Ciao, I’m Amanda.

I come from a family where anxiety runs rampant. I’ve experienced the highs and lows of this disorder for years; from crippling panic for no apparent reason to the liberation of being able to experience life without the constant feeling of impending doom.

I definitely disassociated most of my worst times suffering from GAD. I know that I experienced a tiny amount in elementary school, junior high was okay, but I know that I dropped out of high school because of it. This gives me a ballpark idea of when my anxiety was at it’s worst. I had developed agoraphobia as a side effect, and at one point it was localized to my bedroom, at which time even going to the washroom was triggering for me. 

It was a strange and blurry time, and the fears I developed around it became debilitating. I had a lot of support from my family, and those relationships quickly became my excuse for not doing the work that needed to be done. I would call out for them when I was panicking instead of trying to deal with it myself. I depended on my family to bail me out of whatever situation was triggering me, which wasn’t conducive to the independent life that I craved. I am, however, grateful to have had parents who understood, because I know how awful the opposite can be.

I panicked. They rescued me. I cried. I cried because I knew that I couldn’t continue living a life where I needed my dad within arms reach forme to be able to function. It was scary. It took me a long time, but eventually I started seeing a therapist.

She gave me homework.

“This week, Amanda, I want you to drive yourself to the corner store. You can do it. Get yourself your favourite chocolate bar. Actually, no. Get yourself TWO of them. I know you love your sweets.” Do something simple, normal, independently. This terrified me. It took me a long time to take that leap. But when I did, it felt completely liberating. I had a few episodes during those exercises, but doing them, TRUSTING them, believing that expanding my bubble of safety would help, it eventually did.

I always wish I had a simplified answer of what it was exactly that “saved” me. The short but long answer is TIME. I went from not being able to leave my bedroom, to eventually driving by myself, to eventually going on my first trip alone.

There are so many details that I don’t remember, but all I know is that I truly believed for a long period of time that I would never be able to have a normal life. I thought I would have to live with my parents forever. I thought I would never travel, never date, never be able to live a fully independent life.

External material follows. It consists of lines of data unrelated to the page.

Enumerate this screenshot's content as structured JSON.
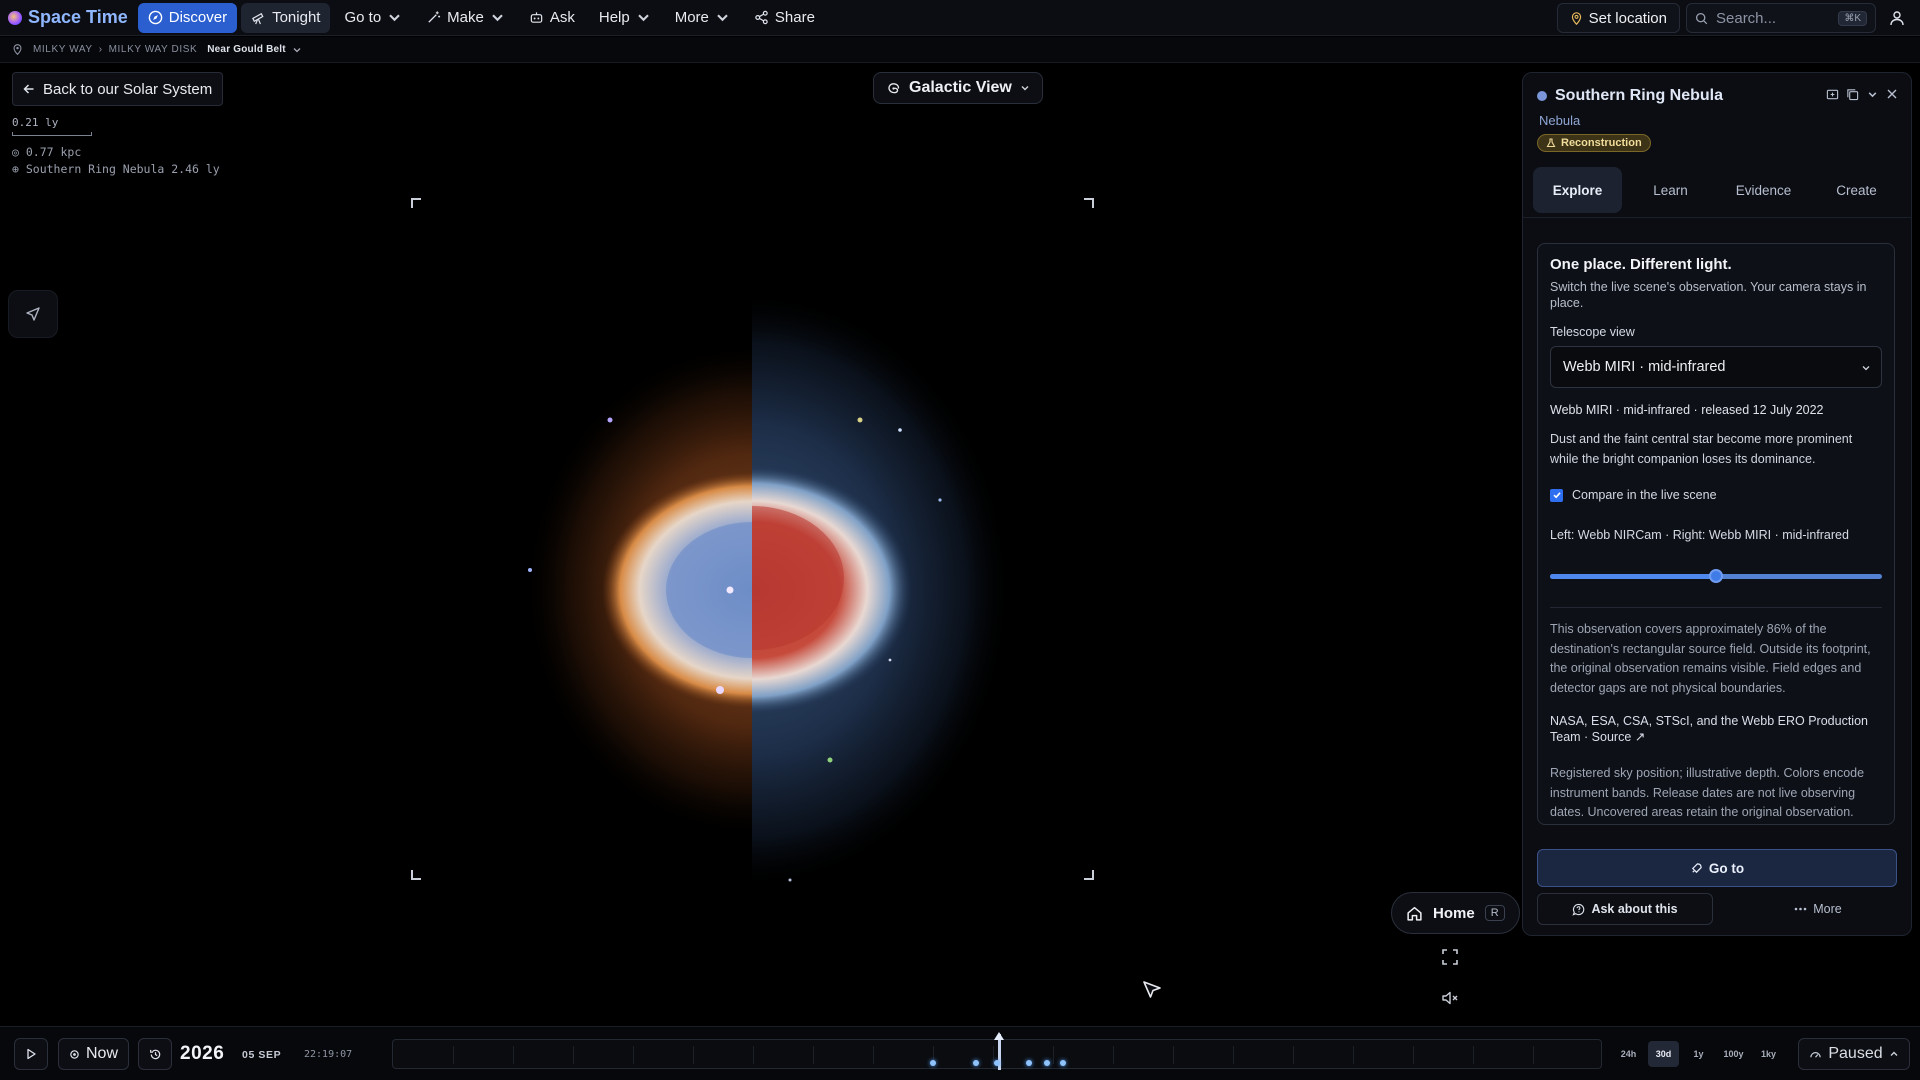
{
  "app": {
    "name": "Space Time"
  },
  "nav": {
    "discover": "Discover",
    "tonight": "Tonight",
    "goto": "Go to",
    "make": "Make",
    "ask": "Ask",
    "help": "Help",
    "more": "More",
    "share": "Share"
  },
  "top_right": {
    "set_location": "Set location",
    "search_placeholder": "Search...",
    "search_shortcut": "⌘K"
  },
  "breadcrumb": {
    "items": [
      "MILKY WAY",
      "MILKY WAY DISK"
    ],
    "separator": "›",
    "current": "Near Gould Belt"
  },
  "scene": {
    "back_button": "Back to our Solar System",
    "scale_label": "0.21 ly",
    "readout_distance": "0.77 kpc",
    "readout_target": "Southern Ring Nebula 2.46 ly",
    "view_selector": "Galactic View",
    "home_button": "Home",
    "home_shortcut": "R"
  },
  "panel": {
    "title": "Southern Ring Nebula",
    "object_type": "Nebula",
    "badge": "Reconstruction",
    "tabs": [
      "Explore",
      "Learn",
      "Evidence",
      "Create"
    ],
    "active_tab": "Explore",
    "card": {
      "heading": "One place. Different light.",
      "subheading": "Switch the live scene's observation. Your camera stays in place.",
      "telescope_label": "Telescope view",
      "telescope_selected": "Webb MIRI · mid-infrared",
      "release_info": "Webb MIRI · mid-infrared · released 12 July 2022",
      "description": "Dust and the faint central star become more prominent while the bright companion loses its dominance.",
      "compare_checkbox_label": "Compare in the live scene",
      "compare_checked": true,
      "compare_caption": "Left: Webb NIRCam · Right: Webb MIRI · mid-infrared",
      "compare_slider_fraction": 0.5,
      "coverage_text": "This observation covers approximately 86% of the destination's rectangular source field. Outside its footprint, the original observation remains visible. Field edges and detector gaps are not physical boundaries.",
      "credit": "NASA, ESA, CSA, STScI, and the Webb ERO Production Team · Source ↗",
      "note": "Registered sky position; illustrative depth. Colors encode instrument bands. Release dates are not live observing dates. Uncovered areas retain the original observation."
    },
    "go_to_button": "Go to",
    "ask_button": "Ask about this",
    "more_button": "More"
  },
  "timeline": {
    "now_button": "Now",
    "year": "2026",
    "date": "05 SEP",
    "time": "22:19:07",
    "ranges": [
      "24h",
      "30d",
      "1y",
      "100y",
      "1ky"
    ],
    "active_range": "30d",
    "status": "Paused"
  },
  "colors": {
    "accent": "#2b5fd0",
    "brand": "#8fb6ff",
    "badge_bg": "#3d3418",
    "badge_text": "#f1dc9a",
    "timeline_dot": "#8fc3ff"
  }
}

I don’t believe that GAD ever fully goes away. I think you just get better at understanding it. You get in control. You find the right therapist, perhaps even the right medication, and you find people who can relate. You Google the shit out of it. You realize that you’re not the only person suffering, and you feel less alone. Coping mechanisms, grounding exercises – these WORK. Believe me, they work, although at times it feels hopeless.

I believe with every ounce of my being that I will continue getting better.

I refuse to accept that I don’t have the strength to change this familial pattern.

This is where it stops.